So off I went riding bus after bus, finally arriving in Alabama. Things seemed so different from New York, it was not only a lot quieter, but the buildings were quite a bit shorter. Actual trees grew places other than just in the parks, and people seemed to move slower. White people greeted each other on sidewalks, and in stores. They talked about current events, such as the MLB World Series. It was featuring the New York Yankees, a team I was very familiar with.

Wow! Everyone seems so nice here. This seems like a place I would want to live. The whole situation reminded me of my mom, and how she would tell me about how Mr. King said “We must learn to live together as brothers or perish together as fools” (Working).

A few weeks after meeting with the owner of the farm and getting a Job as an errand boy, I was sent into town, where I was to check a feed order coming in from the recently opened ALFA. As I entered the bus I heard someone shout my name.


I looked over to see who it was, and to my surprise I realized that it was Mary from back in New York. I took the seat next to her.

“What are you doing down here in Alabama, Mary?”

“Well ya see, I’m visitin’ ma grandparents for a week”

“What are you doing here? Before I had time to respond I heard a commotion from behind me.

“Get out of my seat, Nigger!” Someone screamed from behind me. I was appalled. I’t was the year 1955, and although racism was still rampant in the south, I was accustomed with the north’s less harsh outlook on Blacks. I looked toward the woman that they were shouting to. She was wearing a NAACP pin, something I was not completely familiar with. I was trying to get a better glance at the pin, when all of a sudden police officers walked into the door of the bus and took the woman outside.

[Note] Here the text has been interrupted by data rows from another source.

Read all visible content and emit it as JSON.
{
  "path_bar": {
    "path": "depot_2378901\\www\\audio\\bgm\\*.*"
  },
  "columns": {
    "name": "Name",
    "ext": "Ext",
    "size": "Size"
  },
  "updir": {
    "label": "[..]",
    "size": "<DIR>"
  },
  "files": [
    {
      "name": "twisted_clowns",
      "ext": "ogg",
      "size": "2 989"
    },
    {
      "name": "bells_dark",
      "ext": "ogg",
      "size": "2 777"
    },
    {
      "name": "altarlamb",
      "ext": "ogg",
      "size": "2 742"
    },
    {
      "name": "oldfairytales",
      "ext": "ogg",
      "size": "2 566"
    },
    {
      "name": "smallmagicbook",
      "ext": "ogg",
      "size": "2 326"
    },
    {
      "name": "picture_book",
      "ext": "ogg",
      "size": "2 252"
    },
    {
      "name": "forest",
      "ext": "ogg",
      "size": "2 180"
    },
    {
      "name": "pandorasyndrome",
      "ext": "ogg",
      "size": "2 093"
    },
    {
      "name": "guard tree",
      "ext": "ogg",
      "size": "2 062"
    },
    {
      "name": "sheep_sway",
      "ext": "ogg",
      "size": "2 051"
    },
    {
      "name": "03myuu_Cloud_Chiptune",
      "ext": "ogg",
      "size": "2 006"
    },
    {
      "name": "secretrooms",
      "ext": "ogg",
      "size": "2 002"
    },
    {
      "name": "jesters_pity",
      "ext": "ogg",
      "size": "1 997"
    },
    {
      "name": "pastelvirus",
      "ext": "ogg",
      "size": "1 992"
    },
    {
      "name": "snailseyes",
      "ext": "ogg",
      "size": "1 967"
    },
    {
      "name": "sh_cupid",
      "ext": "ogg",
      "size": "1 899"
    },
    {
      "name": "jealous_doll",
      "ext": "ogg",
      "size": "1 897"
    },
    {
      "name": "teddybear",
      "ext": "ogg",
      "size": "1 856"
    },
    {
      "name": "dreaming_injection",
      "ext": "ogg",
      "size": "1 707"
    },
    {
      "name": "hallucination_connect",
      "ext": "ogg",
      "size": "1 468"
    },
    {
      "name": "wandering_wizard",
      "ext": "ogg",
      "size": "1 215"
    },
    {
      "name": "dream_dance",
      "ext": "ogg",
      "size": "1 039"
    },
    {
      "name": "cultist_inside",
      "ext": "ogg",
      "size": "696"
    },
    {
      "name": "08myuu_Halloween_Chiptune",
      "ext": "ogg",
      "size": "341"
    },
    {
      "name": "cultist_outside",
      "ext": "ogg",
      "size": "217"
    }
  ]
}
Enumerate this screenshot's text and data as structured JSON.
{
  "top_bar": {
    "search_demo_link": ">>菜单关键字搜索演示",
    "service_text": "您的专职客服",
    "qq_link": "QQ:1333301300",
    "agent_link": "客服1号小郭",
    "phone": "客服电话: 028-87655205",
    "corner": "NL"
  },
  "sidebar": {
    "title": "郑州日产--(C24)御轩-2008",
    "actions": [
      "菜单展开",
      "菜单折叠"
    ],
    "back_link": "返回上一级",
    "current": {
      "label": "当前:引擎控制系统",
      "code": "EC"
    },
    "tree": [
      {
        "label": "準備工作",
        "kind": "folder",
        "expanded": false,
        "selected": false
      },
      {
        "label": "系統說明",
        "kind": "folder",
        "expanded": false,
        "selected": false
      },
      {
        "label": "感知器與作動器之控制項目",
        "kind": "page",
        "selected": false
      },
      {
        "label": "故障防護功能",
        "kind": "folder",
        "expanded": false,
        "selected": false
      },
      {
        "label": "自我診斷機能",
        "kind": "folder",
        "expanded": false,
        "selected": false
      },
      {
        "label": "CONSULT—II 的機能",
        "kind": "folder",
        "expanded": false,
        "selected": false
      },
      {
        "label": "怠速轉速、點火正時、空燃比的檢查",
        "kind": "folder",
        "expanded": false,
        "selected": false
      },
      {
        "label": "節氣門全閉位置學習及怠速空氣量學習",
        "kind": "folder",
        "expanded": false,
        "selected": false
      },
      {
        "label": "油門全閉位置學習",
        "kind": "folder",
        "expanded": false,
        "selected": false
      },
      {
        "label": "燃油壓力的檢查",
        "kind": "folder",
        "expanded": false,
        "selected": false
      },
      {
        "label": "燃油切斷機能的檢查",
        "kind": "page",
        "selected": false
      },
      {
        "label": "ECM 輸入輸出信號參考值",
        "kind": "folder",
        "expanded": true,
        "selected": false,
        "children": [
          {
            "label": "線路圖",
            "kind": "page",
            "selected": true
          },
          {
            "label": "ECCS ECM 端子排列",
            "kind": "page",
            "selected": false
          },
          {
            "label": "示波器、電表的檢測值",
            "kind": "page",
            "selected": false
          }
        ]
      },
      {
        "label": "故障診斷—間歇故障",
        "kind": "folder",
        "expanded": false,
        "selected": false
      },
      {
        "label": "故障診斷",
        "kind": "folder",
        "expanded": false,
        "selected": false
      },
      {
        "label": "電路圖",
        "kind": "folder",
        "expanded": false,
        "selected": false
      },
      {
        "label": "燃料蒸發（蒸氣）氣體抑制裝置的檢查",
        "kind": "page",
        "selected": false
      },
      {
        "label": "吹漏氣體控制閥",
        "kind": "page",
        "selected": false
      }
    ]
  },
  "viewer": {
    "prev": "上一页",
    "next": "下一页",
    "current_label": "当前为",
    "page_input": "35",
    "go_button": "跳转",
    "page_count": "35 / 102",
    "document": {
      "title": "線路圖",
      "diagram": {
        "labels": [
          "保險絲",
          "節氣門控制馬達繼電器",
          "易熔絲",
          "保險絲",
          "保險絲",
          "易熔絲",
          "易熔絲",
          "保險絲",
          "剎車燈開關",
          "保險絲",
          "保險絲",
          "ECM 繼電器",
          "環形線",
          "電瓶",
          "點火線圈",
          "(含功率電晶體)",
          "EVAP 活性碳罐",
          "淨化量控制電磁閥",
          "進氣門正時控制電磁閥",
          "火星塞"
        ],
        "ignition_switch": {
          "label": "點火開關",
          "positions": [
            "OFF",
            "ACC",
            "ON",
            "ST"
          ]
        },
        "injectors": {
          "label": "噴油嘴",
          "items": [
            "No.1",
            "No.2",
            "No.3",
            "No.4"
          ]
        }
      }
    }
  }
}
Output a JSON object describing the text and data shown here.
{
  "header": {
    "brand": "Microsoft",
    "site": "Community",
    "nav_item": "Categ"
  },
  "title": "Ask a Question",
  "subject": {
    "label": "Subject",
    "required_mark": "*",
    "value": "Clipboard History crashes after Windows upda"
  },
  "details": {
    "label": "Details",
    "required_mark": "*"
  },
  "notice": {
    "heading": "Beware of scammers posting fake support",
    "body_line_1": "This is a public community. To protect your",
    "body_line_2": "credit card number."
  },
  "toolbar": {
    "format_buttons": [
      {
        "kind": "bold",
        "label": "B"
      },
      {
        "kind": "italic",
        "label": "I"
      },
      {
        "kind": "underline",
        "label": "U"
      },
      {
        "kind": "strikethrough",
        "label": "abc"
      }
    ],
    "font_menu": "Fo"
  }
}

I knew what I had to do.


Works Cited

King, Jr. , Martin Luther. Working Together Quotes. www.values.com. Web. 28 Mar. 2017.

King, Jr. , Martin Luther. Quotes on Darkness. www.values.com. Web. 28 Mar. 2017.


Theoharis, Jeanne. “How history got the Rosa Parks story wrong.”The Washington Post.1 Dec.                 2015, www.washingtonpost.com. Web. 28 Mar. 2017.

Theoharis, Jeanne. The Rebellious Life of Mrs. Rosa Parks. Beacon Press, 2015.

106th Congress Public Law 26. The U.S. Government Printing Office. 4 May 1919,                                  www.gpo.gov. Web. 28 Mar. 2017.